··· Material for this exercise

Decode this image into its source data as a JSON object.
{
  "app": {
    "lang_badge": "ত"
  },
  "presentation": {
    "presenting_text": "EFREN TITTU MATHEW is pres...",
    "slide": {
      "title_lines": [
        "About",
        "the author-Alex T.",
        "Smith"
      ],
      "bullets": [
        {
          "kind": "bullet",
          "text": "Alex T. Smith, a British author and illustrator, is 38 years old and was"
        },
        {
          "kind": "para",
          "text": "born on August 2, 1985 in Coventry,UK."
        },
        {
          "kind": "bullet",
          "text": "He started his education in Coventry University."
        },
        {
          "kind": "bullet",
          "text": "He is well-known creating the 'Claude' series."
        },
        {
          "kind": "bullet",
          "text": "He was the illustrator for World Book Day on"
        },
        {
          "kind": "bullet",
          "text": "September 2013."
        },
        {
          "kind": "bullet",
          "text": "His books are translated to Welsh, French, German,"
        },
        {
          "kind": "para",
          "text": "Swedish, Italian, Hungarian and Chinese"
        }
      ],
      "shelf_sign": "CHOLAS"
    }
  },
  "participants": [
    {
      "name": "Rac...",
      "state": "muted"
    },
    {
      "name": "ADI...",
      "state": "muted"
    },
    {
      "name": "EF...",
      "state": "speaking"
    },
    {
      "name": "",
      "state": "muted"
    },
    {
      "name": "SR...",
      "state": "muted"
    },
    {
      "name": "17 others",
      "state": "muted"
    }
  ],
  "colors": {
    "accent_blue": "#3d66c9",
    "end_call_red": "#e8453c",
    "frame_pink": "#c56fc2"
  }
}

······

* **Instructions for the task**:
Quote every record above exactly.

* **Exercise response**:
Decode this image into its source data as a JSON object.
{
  "app": {
    "lang_badge": "ত"
  },
  "presentation": {
    "presenting_text": "EFREN TITTU MATHEW is pres...",
    "slide": {
      "title_lines": [
        "About",
        "the author-Alex T.",
        "Smith"
      ],
      "bullets": [
        {
          "kind": "bullet",
          "text": "Alex T. Smith, a British author and illustrator, is 38 years old and was"
        },
        {
          "kind": "para",
          "text": "born on August 2, 1985 in Coventry,UK."
        },
        {
          "kind": "bullet",
          "text": "He started his education in Coventry University."
        },
        {
          "kind": "bullet",
          "text": "He is well-known creating the 'Claude' series."
        },
        {
          "kind": "bullet",
          "text": "He was the illustrator for World Book Day on"
        },
        {
          "kind": "bullet",
          "text": "September 2013."
        },
        {
          "kind": "bullet",
          "text": "His books are translated to Welsh, French, German,"
        },
        {
          "kind": "para",
          "text": "Swedish, Italian, Hungarian and Chinese"
        }
      ],
      "shelf_sign": "CHOLAS"
    }
  },
  "participants": [
    {
      "name": "Rac...",
      "state": "muted"
    },
    {
      "name": "ADI...",
      "state": "muted"
    },
    {
      "name": "EF...",
      "state": "speaking"
    },
    {
      "name": "",
      "state": "muted"
    },
    {
      "name": "SR...",
      "state": "muted"
    },
    {
      "name": "17 others",
      "state": "muted"
    }
  ],
  "colors": {
    "accent_blue": "#3d66c9",
    "end_call_red": "#e8453c",
    "frame_pink": "#c56fc2"
  }
}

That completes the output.